OKLAHOMA CITY – A former Oklahoma City councilmember has filed an injuction against the City of Oklahoma City, expressing concerns about the upcoming MAPS 4 vote.
Last month, city leaders announced that 16 projects that were presented before the Oklahoma City Council earlier this year would be included in MAPS 4 package that was presented to city councilmembers.
In all, the MAPS 4 projects would cost $978 million over eight years as part of an ongoing sales tax.
During the city council meeting, many of the councilmembers said that although they may not like all of the projects on the list, they were pleased overall with the package.
Before Oklahoma City councilmembers could vote on the proposal, former Oklahoma City councilman Ed Shadid said that he doesn’t believe the council is working in good faith of the public.
“As [Oklahoma City Mayor David Holt] knows, and as many of you know, absent substantive changes in this ordinance, I will file an injunction in district court to challenge the constitutionality of this ordinance and the actions of the mayor and the council, which I think in a very sad, cynical, dishonest way are working to circumvent the single-subject rule of the Oklahoma constitution,” Shadid said.
Shadid said that the language of MAPS 4 is very different from MAPS projects in the past.
He says most of the voters in the city want to vote on projects separately, and the Supreme Court argues that voters shouldn’t have to have an unpalatable ‘all or nothing choice.’
“You’re telling the domestic violence victim, ‘You can have your family justice center, but you’re going to have to vote to tax yourself for a multipurpose stadium in order to get it.’ I think you know me personally. I think you know that some of those things are deeply personal to me; mental health, addiction facilities, things at the core of my being that I want so bad. But you’re going to tell me that in order to get that, I have to vote to tax myself to give potentially $10 million to a privately-owned, practice facility for the richest people in Oklahoma? That’s my choice. It is so far beyond an unpalatable choice, it makes me nauseous.”

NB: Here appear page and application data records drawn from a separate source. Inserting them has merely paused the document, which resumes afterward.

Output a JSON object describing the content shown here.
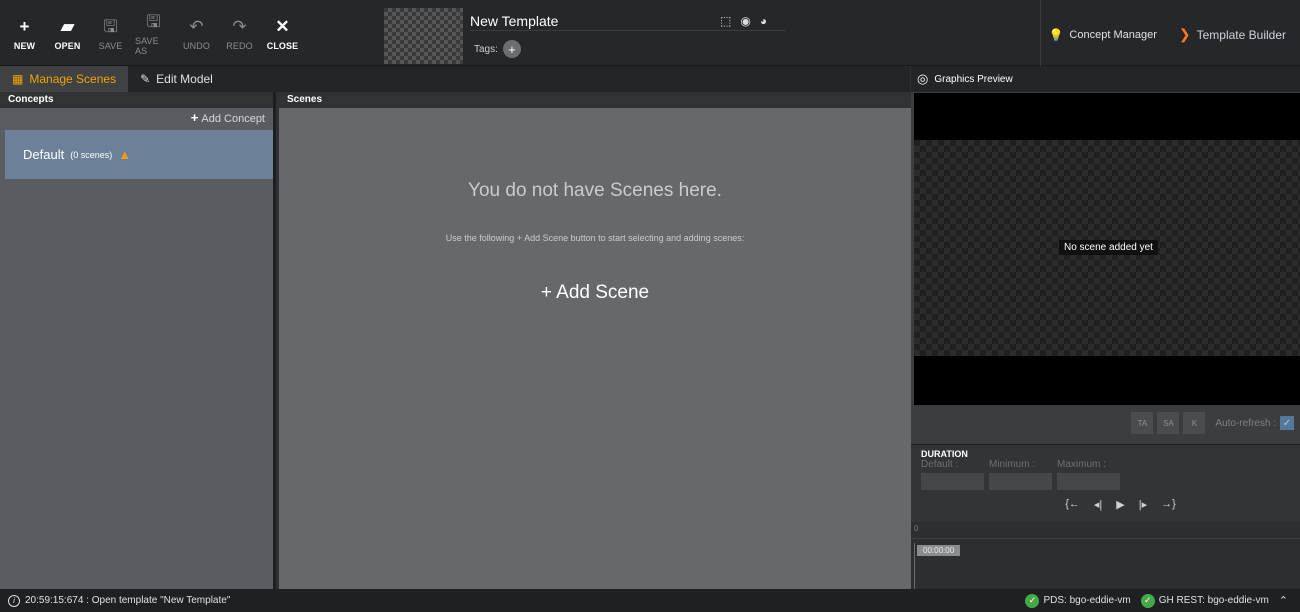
{
  "toolbar": {
    "buttons": [
      {
        "label": "NEW",
        "icon": "+",
        "disabled": false
      },
      {
        "label": "OPEN",
        "icon": "▰",
        "disabled": false
      },
      {
        "label": "SAVE",
        "icon": "🖫",
        "disabled": true
      },
      {
        "label": "SAVE AS",
        "icon": "🖫",
        "disabled": true
      },
      {
        "label": "UNDO",
        "icon": "↶",
        "disabled": true
      },
      {
        "label": "REDO",
        "icon": "↷",
        "disabled": true
      },
      {
        "label": "CLOSE",
        "icon": "✕",
        "disabled": false
      }
    ],
    "template_name": "New Template",
    "tags_label": "Tags:",
    "tag_add": "+",
    "concept_manager": "Concept Manager",
    "template_builder": "Template Builder"
  },
  "tabs": [
    {
      "label": "Manage Scenes",
      "active": true
    },
    {
      "label": "Edit Model",
      "active": false
    }
  ],
  "concepts": {
    "header": "Concepts",
    "add_label": "Add Concept",
    "items": [
      {
        "name": "Default",
        "count": "(0 scenes)",
        "warning": true
      }
    ]
  },
  "scenes": {
    "header": "Scenes",
    "empty_title": "You do not have Scenes here.",
    "empty_sub": "Use the following + Add Scene button to start selecting and adding scenes:",
    "add_label": "+ Add Scene"
  },
  "preview": {
    "title": "Graphics Preview",
    "no_scene": "No scene added yet",
    "btn_ta": "TA",
    "btn_sa": "SA",
    "btn_k": "K",
    "auto_refresh": "Auto-refresh :"
  },
  "duration": {
    "title": "DURATION",
    "default_label": "Default :",
    "minimum_label": "Minimum :",
    "maximum_label": "Maximum :"
  },
  "timeline": {
    "zero": "0",
    "time": "00:00:00"
  },
  "status": {
    "message": "20:59:15:674 : Open template \"New Template\"",
    "pds": "PDS: bgo-eddie-vm",
    "gh": "GH REST: bgo-eddie-vm"
  },
  "colors": {
    "accent": "#f0a500",
    "selected_concept": "#6c8198",
    "ok_green": "#47a84a",
    "warning": "#f09a1a"
  }
}
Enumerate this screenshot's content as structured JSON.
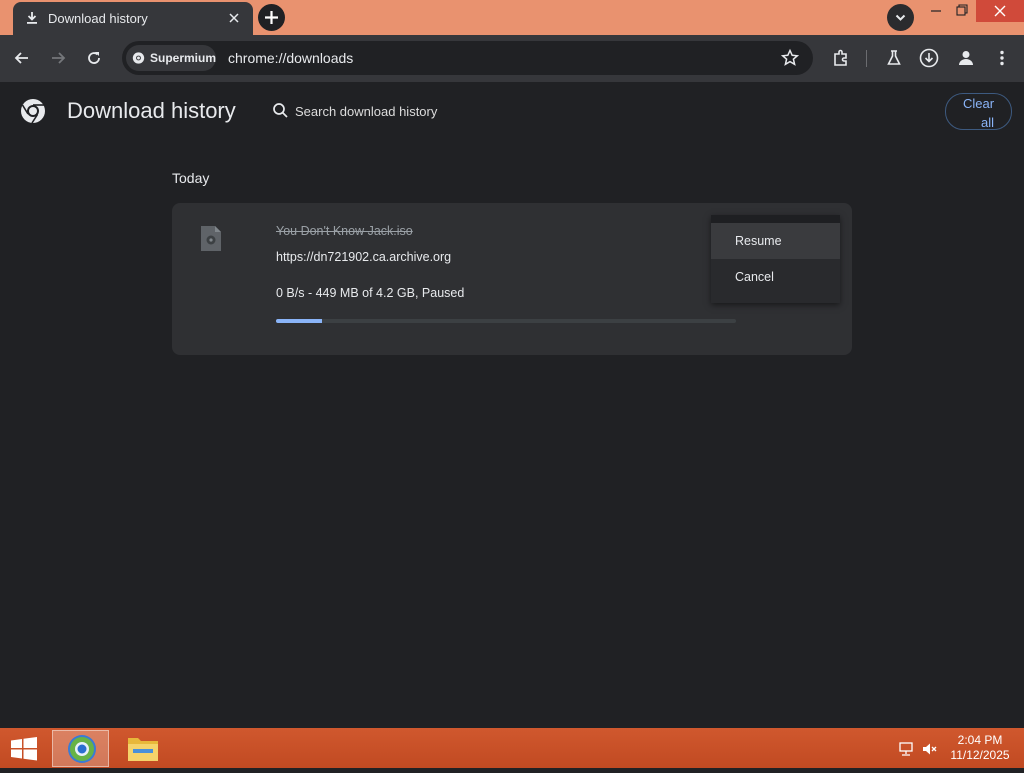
{
  "tab": {
    "title": "Download history",
    "icon": "download-icon"
  },
  "toolbar": {
    "chip_label": "Supermium",
    "url": "chrome://downloads"
  },
  "page": {
    "title": "Download history",
    "search_placeholder": "Search download history",
    "clear_all_line1": "Clear",
    "clear_all_line2": "all",
    "section_label": "Today"
  },
  "download": {
    "file_name": "You Don't Know Jack.iso",
    "url": "https://dn721902.ca.archive.org",
    "status": "0 B/s - 449 MB of 4.2 GB, Paused",
    "progress_fraction": 0.1
  },
  "menu": {
    "items": [
      {
        "label": "Resume"
      },
      {
        "label": "Cancel"
      }
    ]
  },
  "taskbar": {
    "time": "2:04 PM",
    "date": "11/12/2025",
    "apps": [
      "supermium-app-icon",
      "file-explorer-icon"
    ]
  },
  "colors": {
    "titlebar": "#e9926f",
    "page_bg": "#202124",
    "accent": "#8ab4f8",
    "taskbar": "#c94f27"
  }
}
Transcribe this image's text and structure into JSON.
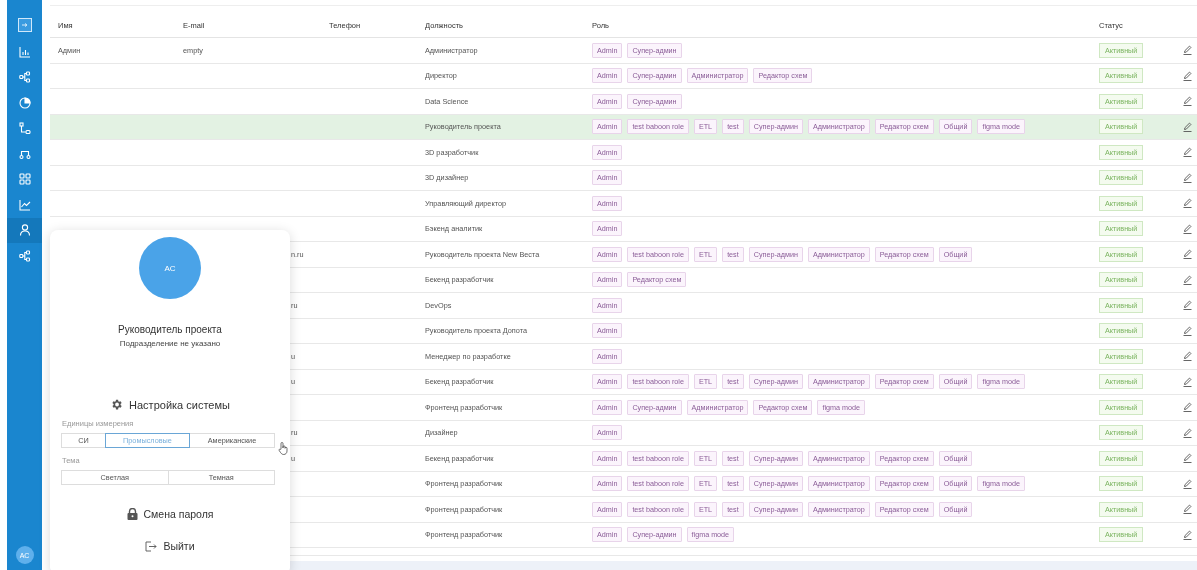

According to court documents filed on Wednesday, Shadid says that the ordinance “does not fall under the general revenue exception,” adding that it “fails the single-subject requirement” and is therefore unconstitutional.
In the documents, Shadid argues that since all of the presentations that went before the city council were eventually selected for funding, “it is reasonable to conclude that those selected to give presentations were long before tabbed to receive MAPS 4 funds. That conclusion is buttressed by Mayor David Holt’s later comments indicating that it was always his intent to pit voters against one another in order to see MAPS 4 passed and to achieve what he called a ‘win-win,’ but was what this court has called ‘logrolling.'”
He says that the Oklahoma Supreme Court has repeatedly held that forcing citizens to make such ‘unpalatable all or nothing choices’ is prohibited by the ‘single-subject rule.’
“MAPS 4 does exactly what Article V 57 of the Oklahoma Constitution prohibits. In order to ensure that the voters will approve MAPS 4, the City is saying to battered women that they may receive the help they desperately need, but only if they vote for a soccer stadium. It has said to the disabled that they may have sidewalks, but only if they will pay for NBA facilities. It has offered funding for mental health and substance abuse but only if those affected by such maladies will pay also for an ‘Innovation District.’ The Mayor admitted this is exactly what MAPS 4 was engineered to do, and this is exactly what the Constitution prohibits,” the injunction reads.
Shadid argues that citizens should have the right to vote on specific projects individually. He also argues that the language of the ballot question does not mention funding for the projects.
“Rather than staying in the General fund, the City has promised the revenue will go to a Trust created to administer and disburse funds for the MAPS 4 projects. Except, the Resolution is only one of ‘Intent,’ and not binding, so the funds are not legally required to be deposited in the Trust- the Mayor and City Council, neither those currently sitting who passed the Resolution nor those in the future, are not bound by their Resolution,” the injunction reads.
Shadid says that since the ballot language doesn’t mention funding the projects, the money raised from the tax could be used to simply fund the general fund.
News 4 reached out to the city, but officials with the City of Oklahoma City said they were not able to respond at this time.
However, they did reference a city council meeting where Shadid’s argument was discussed.
During the meeting, Ward 6 councilwoman JoBeth Hamon asked about the legal argument of a one-question ballot.
“I’m not going to speak to the potential litigation positions that we might take, but I will tell you that this mechanism that the mayor just explained is completely defensible. It would not be a violation of state law,” said Amanda Carpenter, deputy municipal counselor.